- Microfinance does not deal solely with money making activities. Such programs also provide help in the form of essential living costs, medical or educational expenses.
- Microfinance does not represent a phenomenon of developing countries. There is a need for such programs worldwide.
What is the microfinance and what is the microcredit?
Microcredit is a part of microfinance. As a rule, microcredit is targeted at unsalaried borrowers having no or little collateral. This term does not typically include consumer credit extended to salaried employees and built upon automated credit scoring system. In turn, microfinance presents financial services and products, such as money transfers, savings, insurance, and other services offered by different providers.
Who are microfinance clients?
Microfinance is aimed at poor people with low income having no opportunity to use services of formal financial agents, for instance, banks. They are often self-employed microentrepreneurs operating small businesses. In urban settings, these can be market stall, grocery shop, car repair or other workshops while in rural localities, such business is usually focused on agriculture, food processing, livestock, and poultry raising. More than a half of microfinance clients all over the world are women.
Microfinance institutions make it possible for borrowers to:
a) make savings In many countries, especially in undeveloped ones, part of the population doesn’t even have bank accounts so there is no suitable option for them to save money. In order to protect savings from fraudsters, people often invest in material assets. Therefore, they cannot use the advantages of money such as versatile divisibility and usability. Microfinance institutions offer low-income people to open an account, which is sometimes the only possibility for them. b) take out tiny loans Traditional financial institutions do not usually grant tiny loans, since the costs are too high and the profit is low. Nevertheless, it often occurs that a sum not exceeding 100 US Dollars reveals radically different perspectives for
a borrower. Developed microfinance tools allow granting such small loans. There are several ways microfinance helps the poor. The first is providing capital such as equipment, livestock or infrastructure know-how which brings an entrepreneur additional income. Microfinance can also be useful in offering not only direct business expansion but also an opportunity to pay off informal debts that have high interests with microloans having more temperate interest rates. c) conduct transfers Microfinance clients are able to transfer money, thus avoiding the need to travel far as well as the risk related to cash payments. d) use the benefits of insurance In view of poor living conditions, there are more dangers and therefore varied accidents are more probable. For an individual living below the poverty line a micro insurance is a real possibility to receive a certain level of protection. The question that has to be answered is why interest rates offered by microcredit institutions prove to be higher than the ones offered by banks to wealthier people.
- Taking into consideration the administrative cost, it is much cheaper in percentage terms to make a large loan than to provide small loans.
- Making, for instance, 1000 tiny loans requires more staff time than granting a single large loan.
- Operating in areas with low population density increases the costs of MFIs that automatically affects the terms offered to borrowers.
Why does the microfinance industry place so much emphasis on sustainability?
Governments cannot provide microfinance with enough funds in order to meet the huge demand for it. Consequently, if MFIs do not price services at a sustainable level, they will be able to function only for a limited time having a restricted number of consumers or will serve more political goals than client needs.
Key features of microfinance
Microfinance experiences a boom.
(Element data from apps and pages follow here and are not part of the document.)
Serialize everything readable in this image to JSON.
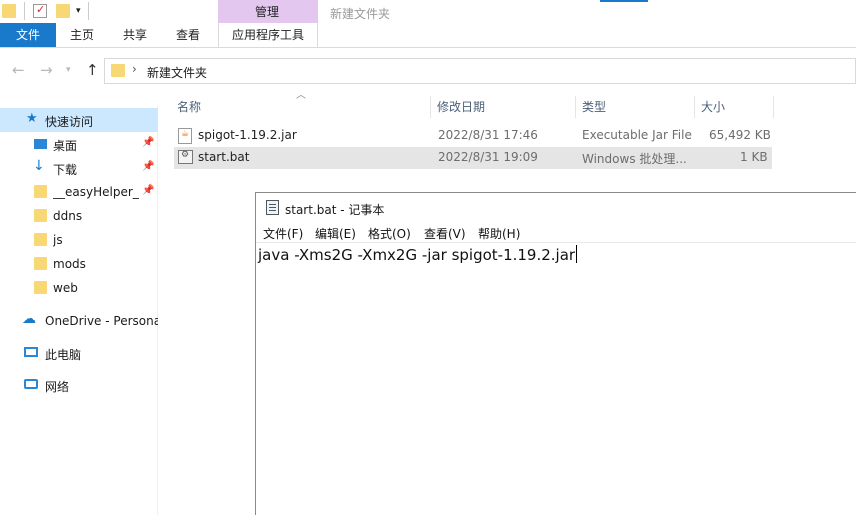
{
  "explorer": {
    "window_title": "新建文件夹",
    "context_tab": "管理",
    "ribbon_tabs": [
      "文件",
      "主页",
      "共享",
      "查看",
      "应用程序工具"
    ],
    "address_path": "新建文件夹",
    "sidebar": {
      "quick_access": "快速访问",
      "items": [
        "桌面",
        "下载",
        "__easyHelper__",
        "ddns",
        "js",
        "mods",
        "web"
      ],
      "onedrive": "OneDrive - Persona",
      "this_pc": "此电脑",
      "network": "网络"
    },
    "columns": [
      "名称",
      "修改日期",
      "类型",
      "大小"
    ],
    "files": [
      {
        "name": "spigot-1.19.2.jar",
        "date": "2022/8/31 17:46",
        "type": "Executable Jar File",
        "size": "65,492 KB"
      },
      {
        "name": "start.bat",
        "date": "2022/8/31 19:09",
        "type": "Windows 批处理...",
        "size": "1 KB"
      }
    ]
  },
  "notepad": {
    "title": "start.bat - 记事本",
    "menu": [
      "文件(F)",
      "编辑(E)",
      "格式(O)",
      "查看(V)",
      "帮助(H)"
    ],
    "content": "java -Xms2G -Xmx2G -jar spigot-1.19.2.jar"
  },
  "colors": {
    "accent": "#1979ca",
    "manage_tab": "#e3c7ee",
    "selection": "#e5e5e5",
    "folder": "#f8d775"
  }
}
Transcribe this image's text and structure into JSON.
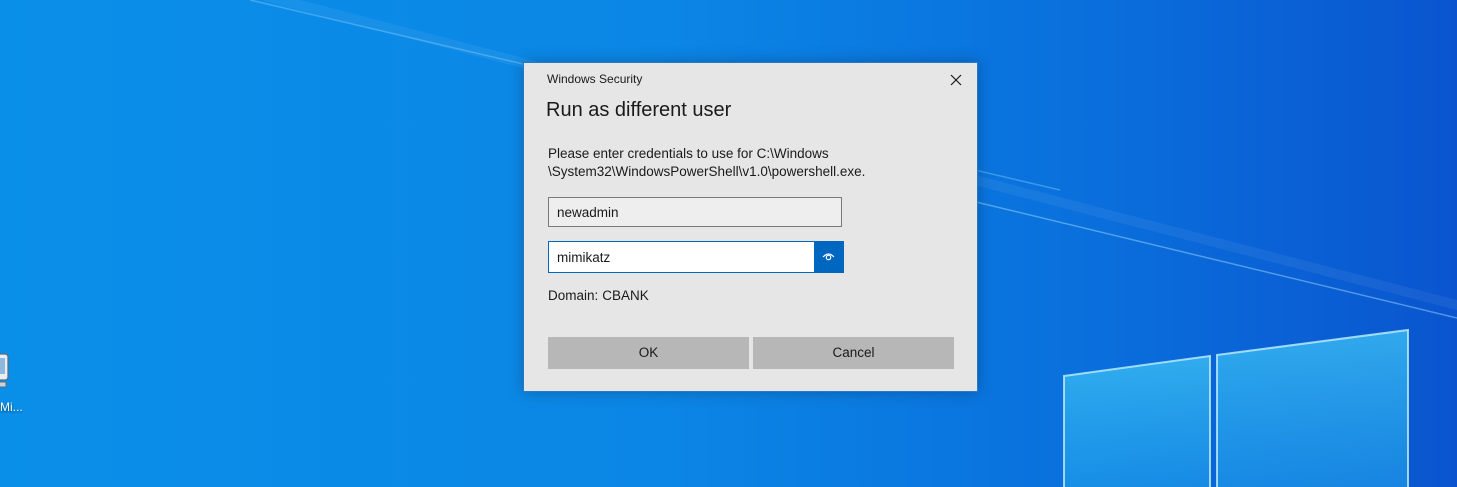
{
  "desktop": {
    "icon": {
      "name": "computer-icon",
      "label": "Mi..."
    }
  },
  "dialog": {
    "caption": "Windows Security",
    "title": "Run as different user",
    "message_line1": "Please enter credentials to use for C:\\Windows",
    "message_line2": "\\System32\\WindowsPowerShell\\v1.0\\powershell.exe.",
    "username_value": "newadmin",
    "password_value": "mimikatz",
    "domain_label": "Domain:",
    "domain_value": "CBANK",
    "ok_label": "OK",
    "cancel_label": "Cancel",
    "icons": {
      "close": "close-icon",
      "reveal": "eye-icon"
    },
    "colors": {
      "accent": "#0067c0",
      "background": "#e6e6e6",
      "button": "#b7b7b7"
    }
  }
}
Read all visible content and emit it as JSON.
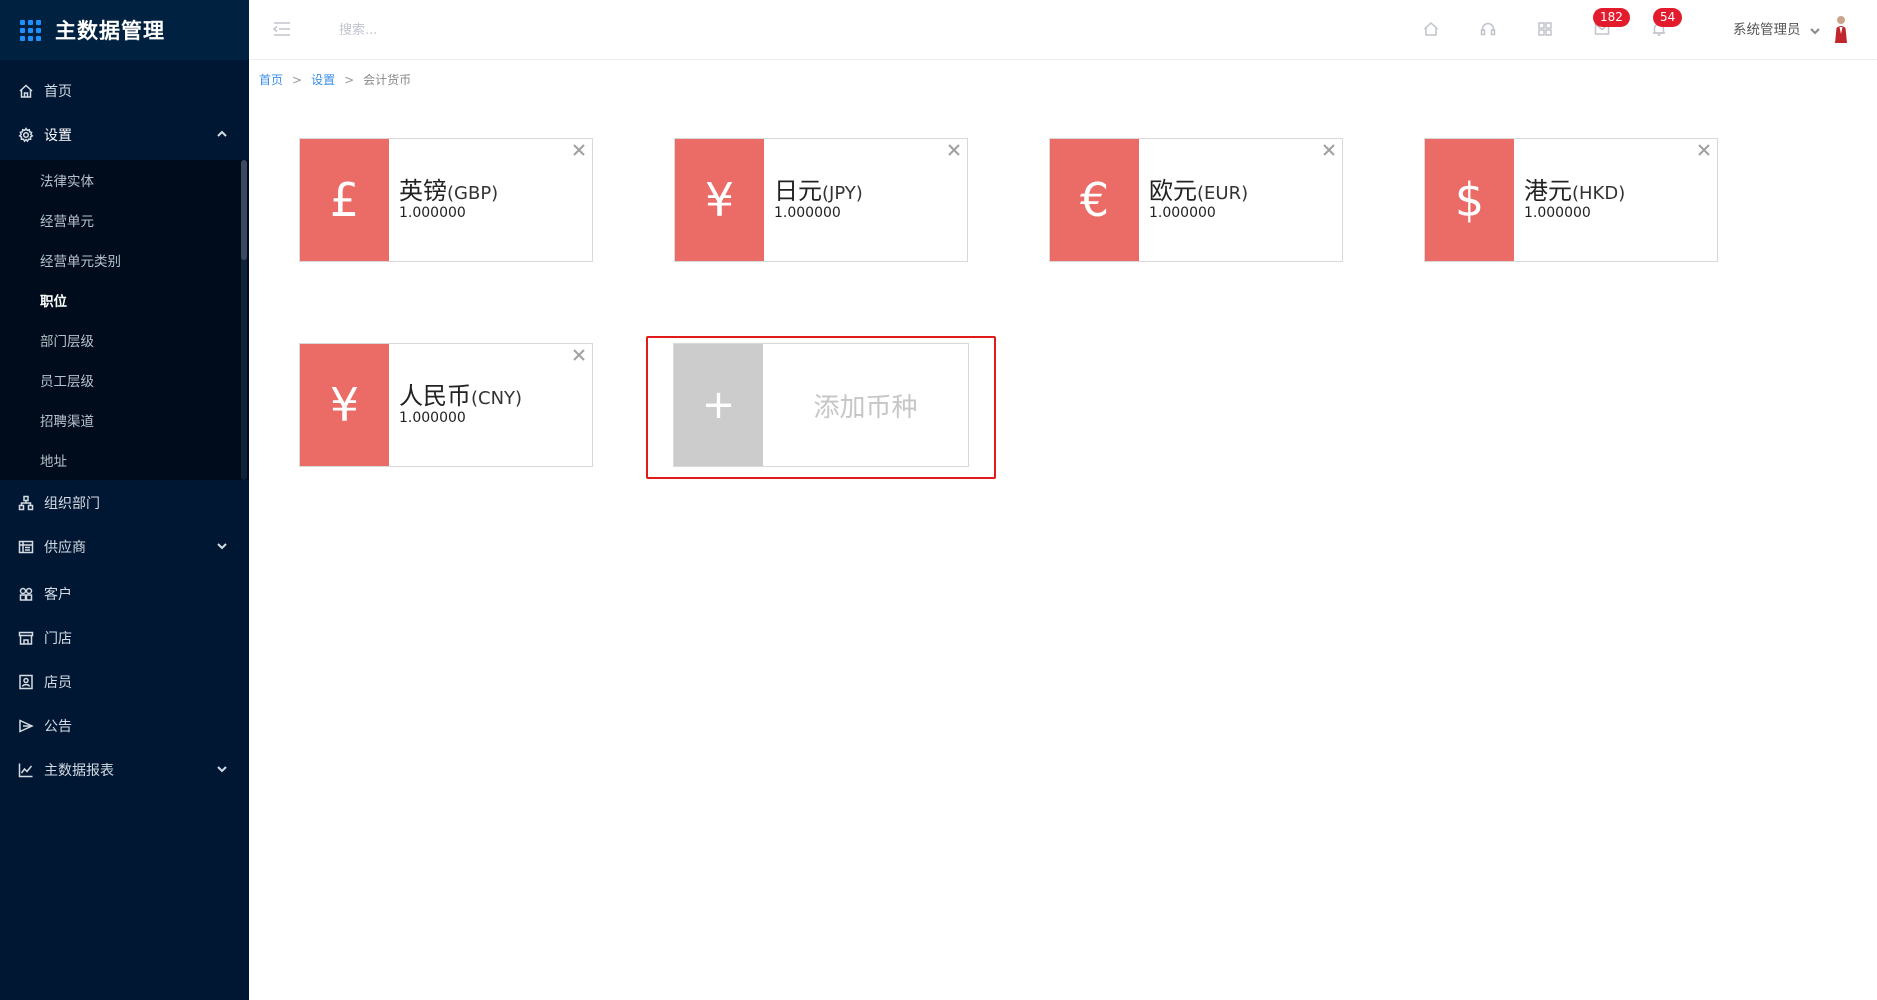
{
  "app": {
    "title": "主数据管理"
  },
  "sidebar": {
    "items": [
      {
        "label": "首页",
        "icon": "home-icon"
      },
      {
        "label": "设置",
        "icon": "gear-icon",
        "expanded": true
      },
      {
        "label": "组织部门",
        "icon": "org-chart-icon"
      },
      {
        "label": "供应商",
        "icon": "supplier-icon",
        "collapsible": true
      },
      {
        "label": "客户",
        "icon": "customer-icon"
      },
      {
        "label": "门店",
        "icon": "store-icon"
      },
      {
        "label": "店员",
        "icon": "clerk-icon"
      },
      {
        "label": "公告",
        "icon": "announcement-icon"
      },
      {
        "label": "主数据报表",
        "icon": "report-chart-icon",
        "collapsible": true
      }
    ],
    "settings_submenu": [
      {
        "label": "法律实体"
      },
      {
        "label": "经营单元"
      },
      {
        "label": "经营单元类别"
      },
      {
        "label": "职位",
        "active": true
      },
      {
        "label": "部门层级"
      },
      {
        "label": "员工层级"
      },
      {
        "label": "招聘渠道"
      },
      {
        "label": "地址"
      }
    ]
  },
  "header": {
    "search": {
      "placeholder": "搜索...",
      "value": ""
    },
    "icons": [
      "home-icon",
      "headset-icon",
      "apps-grid-icon",
      "mail-icon",
      "bell-icon"
    ],
    "mail_badge": "182",
    "bell_badge": "54",
    "user_name": "系统管理员"
  },
  "breadcrumb": {
    "items": [
      "首页",
      "设置"
    ],
    "current": "会计货币"
  },
  "currencies": [
    {
      "symbol": "£",
      "name": "英镑",
      "code": "(GBP)",
      "rate": "1.000000"
    },
    {
      "symbol": "¥",
      "name": "日元",
      "code": "(JPY)",
      "rate": "1.000000"
    },
    {
      "symbol": "€",
      "name": "欧元",
      "code": "(EUR)",
      "rate": "1.000000"
    },
    {
      "symbol": "$",
      "name": "港元",
      "code": "(HKD)",
      "rate": "1.000000"
    },
    {
      "symbol": "¥",
      "name": "人民币",
      "code": "(CNY)",
      "rate": "1.000000"
    }
  ],
  "add_currency": {
    "symbol": "+",
    "label": "添加币种"
  },
  "colors": {
    "sidebar_bg": "#001733",
    "submenu_bg": "#000c1c",
    "accent_symbol": "#eb6b66",
    "badge": "#e21b2d",
    "highlight_outline": "#e31a1a",
    "link": "#3b8fe8"
  }
}
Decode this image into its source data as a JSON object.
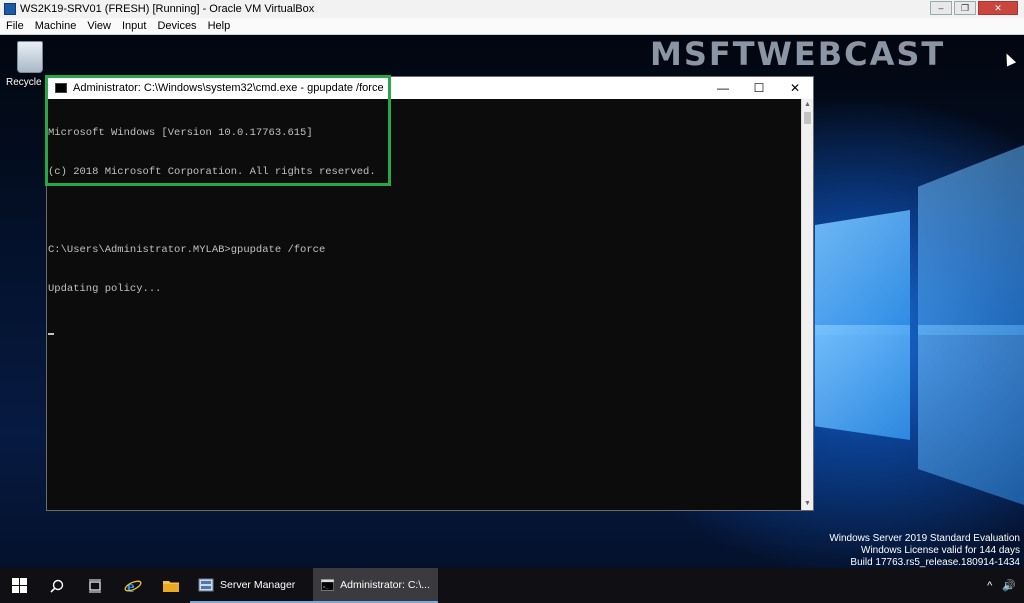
{
  "host": {
    "title": "WS2K19-SRV01 (FRESH) [Running] - Oracle VM VirtualBox",
    "menu": [
      "File",
      "Machine",
      "View",
      "Input",
      "Devices",
      "Help"
    ],
    "window_buttons": [
      "–",
      "❐",
      "✕"
    ]
  },
  "desktop": {
    "recycle_bin_label": "Recycle Bin",
    "watermark": "MSFTWEBCAST",
    "evaluation": [
      "Windows Server 2019 Standard Evaluation",
      "Windows License valid for 144 days",
      "Build 17763.rs5_release.180914-1434"
    ]
  },
  "cmd": {
    "title": "Administrator: C:\\Windows\\system32\\cmd.exe - gpupdate  /force",
    "controls": [
      "—",
      "☐",
      "✕"
    ],
    "lines": [
      "Microsoft Windows [Version 10.0.17763.615]",
      "(c) 2018 Microsoft Corporation. All rights reserved.",
      "",
      "C:\\Users\\Administrator.MYLAB>gpupdate /force",
      "Updating policy..."
    ],
    "highlight_color": "#29a64a"
  },
  "taskbar": {
    "server_manager_label": "Server Manager",
    "cmd_label": "Administrator: C:\\...",
    "tray_chevron": "^",
    "tray_speaker": "🔊",
    "icons": [
      "windows-start",
      "search",
      "task-view",
      "internet-explorer",
      "file-explorer"
    ]
  }
}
In 2014, the lending volume has reached gargantuan sizes in comparison with 2004. The diagram below shows the data from around 2000 institutions providing financial services. There are actually more than ten thousands microfinance institutions that lead one to think the global volume is even higher. [wpsocialite]